---------- Data in this exercise
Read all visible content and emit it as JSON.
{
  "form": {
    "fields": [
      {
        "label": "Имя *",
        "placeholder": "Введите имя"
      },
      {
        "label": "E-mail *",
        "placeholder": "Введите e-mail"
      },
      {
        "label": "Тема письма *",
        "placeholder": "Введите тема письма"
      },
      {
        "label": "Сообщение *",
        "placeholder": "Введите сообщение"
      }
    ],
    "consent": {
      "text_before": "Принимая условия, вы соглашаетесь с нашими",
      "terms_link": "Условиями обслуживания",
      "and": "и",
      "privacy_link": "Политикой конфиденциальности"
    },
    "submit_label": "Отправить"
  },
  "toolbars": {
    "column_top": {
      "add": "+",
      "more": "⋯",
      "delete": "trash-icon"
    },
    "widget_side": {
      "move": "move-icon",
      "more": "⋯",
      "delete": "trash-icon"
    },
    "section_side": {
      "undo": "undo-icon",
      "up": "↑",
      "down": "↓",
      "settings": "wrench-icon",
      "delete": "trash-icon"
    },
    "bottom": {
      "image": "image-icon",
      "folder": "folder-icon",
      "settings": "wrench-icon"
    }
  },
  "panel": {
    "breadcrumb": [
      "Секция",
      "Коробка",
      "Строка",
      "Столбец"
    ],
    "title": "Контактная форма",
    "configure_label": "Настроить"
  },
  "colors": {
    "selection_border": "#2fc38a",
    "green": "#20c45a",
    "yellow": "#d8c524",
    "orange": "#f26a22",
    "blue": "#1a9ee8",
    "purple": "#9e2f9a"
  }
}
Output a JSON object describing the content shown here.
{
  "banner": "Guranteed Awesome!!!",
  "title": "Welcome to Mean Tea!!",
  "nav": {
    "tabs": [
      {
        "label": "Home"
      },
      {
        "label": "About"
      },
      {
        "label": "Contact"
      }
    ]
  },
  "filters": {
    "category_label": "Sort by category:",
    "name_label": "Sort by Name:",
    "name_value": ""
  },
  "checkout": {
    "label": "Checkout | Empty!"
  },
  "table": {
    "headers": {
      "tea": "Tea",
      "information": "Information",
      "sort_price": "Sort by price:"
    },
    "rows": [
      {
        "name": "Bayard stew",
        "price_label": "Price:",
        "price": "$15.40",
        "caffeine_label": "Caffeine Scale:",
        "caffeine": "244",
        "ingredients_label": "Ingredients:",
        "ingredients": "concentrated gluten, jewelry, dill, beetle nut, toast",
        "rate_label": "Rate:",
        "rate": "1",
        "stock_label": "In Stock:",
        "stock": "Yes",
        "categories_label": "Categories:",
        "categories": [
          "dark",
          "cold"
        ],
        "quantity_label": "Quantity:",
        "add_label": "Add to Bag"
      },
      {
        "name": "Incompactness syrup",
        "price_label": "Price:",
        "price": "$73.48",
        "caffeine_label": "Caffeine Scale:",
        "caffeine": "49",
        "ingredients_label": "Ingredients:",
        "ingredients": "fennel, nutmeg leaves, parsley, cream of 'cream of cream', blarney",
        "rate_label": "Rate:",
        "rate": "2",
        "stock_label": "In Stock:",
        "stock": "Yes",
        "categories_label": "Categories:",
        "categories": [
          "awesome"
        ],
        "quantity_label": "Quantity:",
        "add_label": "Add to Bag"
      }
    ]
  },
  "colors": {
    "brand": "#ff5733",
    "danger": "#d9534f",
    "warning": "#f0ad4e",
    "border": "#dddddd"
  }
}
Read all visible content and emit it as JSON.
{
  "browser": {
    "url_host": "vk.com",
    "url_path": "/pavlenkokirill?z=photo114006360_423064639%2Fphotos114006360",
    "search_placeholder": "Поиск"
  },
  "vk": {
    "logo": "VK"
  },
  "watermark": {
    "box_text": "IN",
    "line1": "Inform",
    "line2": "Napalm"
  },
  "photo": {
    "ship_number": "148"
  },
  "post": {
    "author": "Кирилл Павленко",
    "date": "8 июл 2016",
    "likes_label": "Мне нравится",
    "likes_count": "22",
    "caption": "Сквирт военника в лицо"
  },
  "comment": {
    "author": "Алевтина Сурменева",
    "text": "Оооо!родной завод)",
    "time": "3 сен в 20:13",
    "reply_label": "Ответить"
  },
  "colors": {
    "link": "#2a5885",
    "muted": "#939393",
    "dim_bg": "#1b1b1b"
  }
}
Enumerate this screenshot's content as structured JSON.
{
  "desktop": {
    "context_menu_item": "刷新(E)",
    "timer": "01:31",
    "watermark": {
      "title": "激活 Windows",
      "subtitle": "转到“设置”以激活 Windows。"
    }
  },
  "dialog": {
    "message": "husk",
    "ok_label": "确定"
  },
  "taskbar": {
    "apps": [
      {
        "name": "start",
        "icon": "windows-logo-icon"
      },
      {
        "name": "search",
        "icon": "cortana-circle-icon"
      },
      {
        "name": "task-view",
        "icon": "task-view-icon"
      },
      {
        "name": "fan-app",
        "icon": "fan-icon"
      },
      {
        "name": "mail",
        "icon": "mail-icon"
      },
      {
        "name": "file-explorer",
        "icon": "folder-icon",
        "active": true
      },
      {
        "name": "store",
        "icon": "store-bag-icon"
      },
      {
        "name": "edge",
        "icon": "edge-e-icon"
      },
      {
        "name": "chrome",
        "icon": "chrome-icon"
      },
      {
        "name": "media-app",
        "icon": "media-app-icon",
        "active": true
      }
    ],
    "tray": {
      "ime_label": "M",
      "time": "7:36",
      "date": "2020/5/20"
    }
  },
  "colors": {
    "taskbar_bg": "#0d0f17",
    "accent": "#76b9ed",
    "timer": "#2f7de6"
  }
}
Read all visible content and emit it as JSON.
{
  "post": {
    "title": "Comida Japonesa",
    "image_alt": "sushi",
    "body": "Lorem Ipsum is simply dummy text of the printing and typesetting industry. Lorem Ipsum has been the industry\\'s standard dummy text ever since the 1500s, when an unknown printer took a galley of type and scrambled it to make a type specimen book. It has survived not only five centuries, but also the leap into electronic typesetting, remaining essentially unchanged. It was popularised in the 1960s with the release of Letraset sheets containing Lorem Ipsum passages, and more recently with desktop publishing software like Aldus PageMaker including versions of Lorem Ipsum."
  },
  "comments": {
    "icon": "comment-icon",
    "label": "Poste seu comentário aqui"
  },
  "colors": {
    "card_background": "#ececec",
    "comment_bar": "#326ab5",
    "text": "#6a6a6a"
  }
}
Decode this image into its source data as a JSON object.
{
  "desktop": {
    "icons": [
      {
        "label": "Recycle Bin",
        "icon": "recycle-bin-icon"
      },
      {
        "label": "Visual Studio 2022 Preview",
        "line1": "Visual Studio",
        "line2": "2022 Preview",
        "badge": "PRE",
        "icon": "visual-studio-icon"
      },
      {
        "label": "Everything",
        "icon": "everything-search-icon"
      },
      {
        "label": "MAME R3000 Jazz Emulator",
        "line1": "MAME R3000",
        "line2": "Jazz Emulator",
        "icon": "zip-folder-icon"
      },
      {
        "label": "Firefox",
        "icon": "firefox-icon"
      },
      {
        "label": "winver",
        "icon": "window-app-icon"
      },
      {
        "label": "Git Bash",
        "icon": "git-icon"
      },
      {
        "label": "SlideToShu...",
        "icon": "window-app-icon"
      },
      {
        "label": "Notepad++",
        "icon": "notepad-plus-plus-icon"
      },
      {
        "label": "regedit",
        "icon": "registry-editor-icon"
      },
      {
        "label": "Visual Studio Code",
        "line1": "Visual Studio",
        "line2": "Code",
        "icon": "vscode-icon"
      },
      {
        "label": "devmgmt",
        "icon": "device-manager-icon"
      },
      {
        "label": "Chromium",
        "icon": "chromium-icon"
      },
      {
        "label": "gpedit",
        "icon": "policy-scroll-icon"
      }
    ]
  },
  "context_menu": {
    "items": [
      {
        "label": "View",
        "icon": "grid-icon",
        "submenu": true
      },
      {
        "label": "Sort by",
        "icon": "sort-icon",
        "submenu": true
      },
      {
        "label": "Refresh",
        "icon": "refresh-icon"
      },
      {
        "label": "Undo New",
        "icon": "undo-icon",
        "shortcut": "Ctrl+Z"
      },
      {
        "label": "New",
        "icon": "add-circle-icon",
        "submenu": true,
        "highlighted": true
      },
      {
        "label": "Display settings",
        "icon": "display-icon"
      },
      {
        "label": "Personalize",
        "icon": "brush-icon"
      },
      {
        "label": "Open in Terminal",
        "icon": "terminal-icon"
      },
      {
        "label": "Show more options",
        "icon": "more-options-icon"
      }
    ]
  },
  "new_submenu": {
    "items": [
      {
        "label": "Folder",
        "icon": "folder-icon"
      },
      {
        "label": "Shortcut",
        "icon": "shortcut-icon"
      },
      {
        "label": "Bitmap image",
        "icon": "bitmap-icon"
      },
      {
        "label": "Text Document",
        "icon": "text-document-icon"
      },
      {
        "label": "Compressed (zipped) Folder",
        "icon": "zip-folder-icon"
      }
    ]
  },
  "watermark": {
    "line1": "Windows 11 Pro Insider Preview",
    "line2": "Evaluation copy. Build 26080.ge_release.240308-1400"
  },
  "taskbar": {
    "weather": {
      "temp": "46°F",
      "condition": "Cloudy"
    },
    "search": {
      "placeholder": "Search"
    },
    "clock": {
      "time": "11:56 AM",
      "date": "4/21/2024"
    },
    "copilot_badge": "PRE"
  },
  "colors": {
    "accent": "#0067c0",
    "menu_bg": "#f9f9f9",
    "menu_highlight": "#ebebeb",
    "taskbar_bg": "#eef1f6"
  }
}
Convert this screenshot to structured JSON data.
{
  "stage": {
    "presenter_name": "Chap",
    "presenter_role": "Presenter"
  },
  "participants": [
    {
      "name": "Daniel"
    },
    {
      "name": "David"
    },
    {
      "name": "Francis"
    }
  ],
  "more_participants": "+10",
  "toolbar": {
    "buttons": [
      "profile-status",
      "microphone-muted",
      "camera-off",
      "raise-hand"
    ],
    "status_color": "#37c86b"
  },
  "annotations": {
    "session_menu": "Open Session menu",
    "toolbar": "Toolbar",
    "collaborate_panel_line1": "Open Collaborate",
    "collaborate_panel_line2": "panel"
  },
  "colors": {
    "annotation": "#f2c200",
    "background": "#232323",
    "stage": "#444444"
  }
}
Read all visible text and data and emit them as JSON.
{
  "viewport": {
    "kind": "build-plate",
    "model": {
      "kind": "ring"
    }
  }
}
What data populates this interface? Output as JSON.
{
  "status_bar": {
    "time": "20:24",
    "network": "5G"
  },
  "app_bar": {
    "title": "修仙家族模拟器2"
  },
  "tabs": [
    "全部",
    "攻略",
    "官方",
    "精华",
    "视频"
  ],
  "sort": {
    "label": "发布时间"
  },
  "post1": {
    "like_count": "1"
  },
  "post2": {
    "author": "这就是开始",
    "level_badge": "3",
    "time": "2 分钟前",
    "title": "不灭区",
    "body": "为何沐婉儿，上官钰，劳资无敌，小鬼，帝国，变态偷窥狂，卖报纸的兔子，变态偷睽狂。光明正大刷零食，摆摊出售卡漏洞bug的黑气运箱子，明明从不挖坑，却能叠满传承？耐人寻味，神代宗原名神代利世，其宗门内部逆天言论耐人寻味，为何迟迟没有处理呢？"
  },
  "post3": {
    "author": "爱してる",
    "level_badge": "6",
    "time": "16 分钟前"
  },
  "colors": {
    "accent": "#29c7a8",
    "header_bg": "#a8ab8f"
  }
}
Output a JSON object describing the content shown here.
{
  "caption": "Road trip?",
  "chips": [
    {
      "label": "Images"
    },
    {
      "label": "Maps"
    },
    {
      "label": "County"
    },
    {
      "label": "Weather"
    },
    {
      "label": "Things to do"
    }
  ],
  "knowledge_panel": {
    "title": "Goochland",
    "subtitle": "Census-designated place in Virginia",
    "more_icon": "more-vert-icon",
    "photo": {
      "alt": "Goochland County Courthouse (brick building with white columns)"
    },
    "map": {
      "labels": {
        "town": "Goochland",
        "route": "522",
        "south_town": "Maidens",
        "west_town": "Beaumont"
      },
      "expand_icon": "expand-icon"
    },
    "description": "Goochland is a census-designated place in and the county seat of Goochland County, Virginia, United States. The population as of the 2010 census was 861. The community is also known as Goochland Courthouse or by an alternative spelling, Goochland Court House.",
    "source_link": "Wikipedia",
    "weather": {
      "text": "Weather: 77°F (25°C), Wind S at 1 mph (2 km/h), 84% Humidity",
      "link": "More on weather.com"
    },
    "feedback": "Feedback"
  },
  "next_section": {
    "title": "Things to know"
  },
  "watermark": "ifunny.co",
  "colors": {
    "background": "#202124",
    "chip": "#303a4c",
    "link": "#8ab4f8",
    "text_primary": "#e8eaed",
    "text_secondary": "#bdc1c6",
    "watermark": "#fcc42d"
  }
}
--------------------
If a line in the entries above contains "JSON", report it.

→ **Worked solution**:
Read all visible content and emit it as JSON.
Output a JSON object describing the content shown here.
Read all visible content and emit it as JSON.
Enumerate this screenshot's content as structured JSON.
Read all visible content and emit it as JSON.
Decode this image into its source data as a JSON object.
Convert this screenshot to structured JSON data.
Read all visible text and data and emit them as JSON.
What data populates this interface? Output as JSON.
Output a JSON object describing the content shown here.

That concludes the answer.